The duo from the suburbs run and train together. Malizzio, 50, has run four marathons, with today achieving her goal of finishing one after she turned 50.

Keller, 49, is also running with a milestone birthday on the horizon.

“I turn 50 next year and she made me do it again, and my first one was when I was 39 turning 40,” Keller joked.

The friends said one of the best parts of running marathons — besides keeping them motivated and in shape — is that they’re able to eat more. After today’s race, they plan to snack on Lou Malnati’s pizza and beer.

“We do it every year, we just love it,” Malizzio said.

Roads on the course close at 7 a.m. and begin reopening at 9:30 a.m. after the final runners have passed through. Other streets throughout the city will open later in the afternoon.

Molly Ferazani and Corinne O’Toole, seniors at the University of Notre Dame, are running the marathon to support Recovery on Water, a rowing team for breast cancer patients and survivors. Ferazani, 20, said her grandmother is a breast cancer survivor, helping inspire the duo’s first marathon. There’s 190 official charity teams at the marathon, with last year’s charity runners raising $27.6 million.

“There’s a lot of people in our lives that are either suffering with cancer, or had breast cancer in the past and so we thought it would be a great thing to do,” O’Toole, 22, said.

In addition to relying on their extensive training regimen, the friends also plan to listen to a playlist with country and electronic dance music remixes. They said they haven’t talked to each other in three days, so conversation will also flow during the run. They’re most nervous about finishing the 18 to 20 mile stretch.

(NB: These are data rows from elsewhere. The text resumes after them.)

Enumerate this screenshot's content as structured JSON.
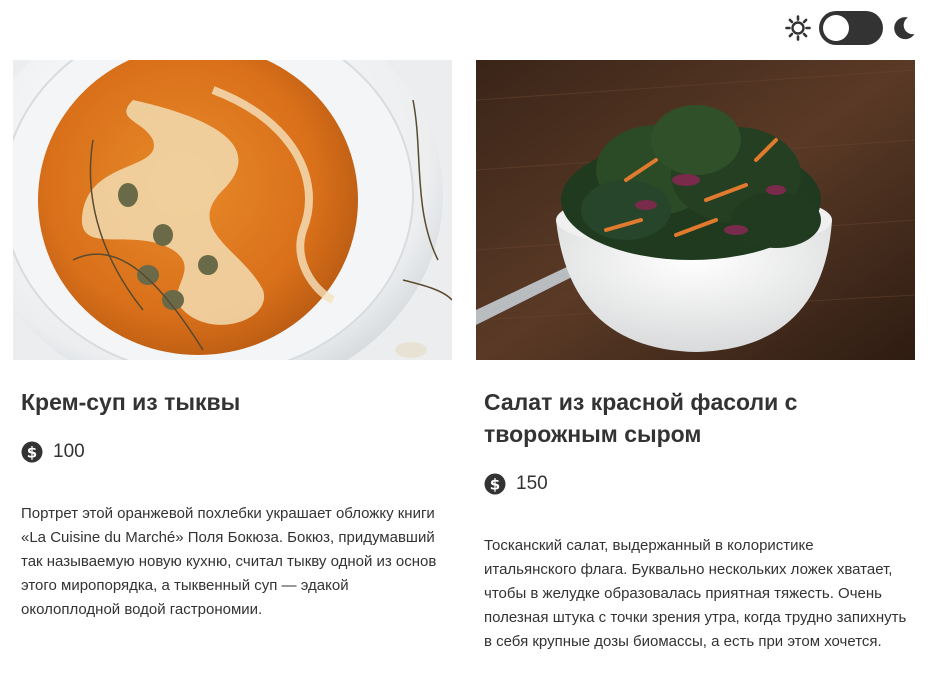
{
  "theme_toggle": {
    "sun_icon": "sun-icon",
    "moon_icon": "moon-icon",
    "state": "light"
  },
  "cards": [
    {
      "image_alt": "pumpkin-soup-photo",
      "title": "Крем-суп из тыквы",
      "price_icon": "dollar-coin-icon",
      "price": "100",
      "description": "Портрет этой оранжевой похлебки украшает обложку книги «La Cuisine du Marché» Поля Бокюза. Бокюз, придумавший так называемую новую кухню, считал тыкву одной из основ этого миропорядка, а тыквенный суп — эдакой околоплодной водой гастрономии."
    },
    {
      "image_alt": "kale-bean-salad-photo",
      "title": "Салат из красной фасоли с творожным сыром",
      "price_icon": "dollar-coin-icon",
      "price": "150",
      "description": "Тосканский салат, выдержанный в колористике итальянского флага. Буквально нескольких ложек хватает, чтобы в желудке образовалась приятная тяжесть. Очень полезная штука с точки зрения утра, когда трудно запихнуть в себя крупные дозы биомассы, а есть при этом хочется."
    }
  ],
  "colors": {
    "text": "#333333",
    "toggle_track": "#333333",
    "toggle_knob": "#ffffff",
    "background": "#ffffff"
  }
}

“I’m excited, I feel like the adrenaline is going to take us a good amount of the way,” O’Toole said.


Source link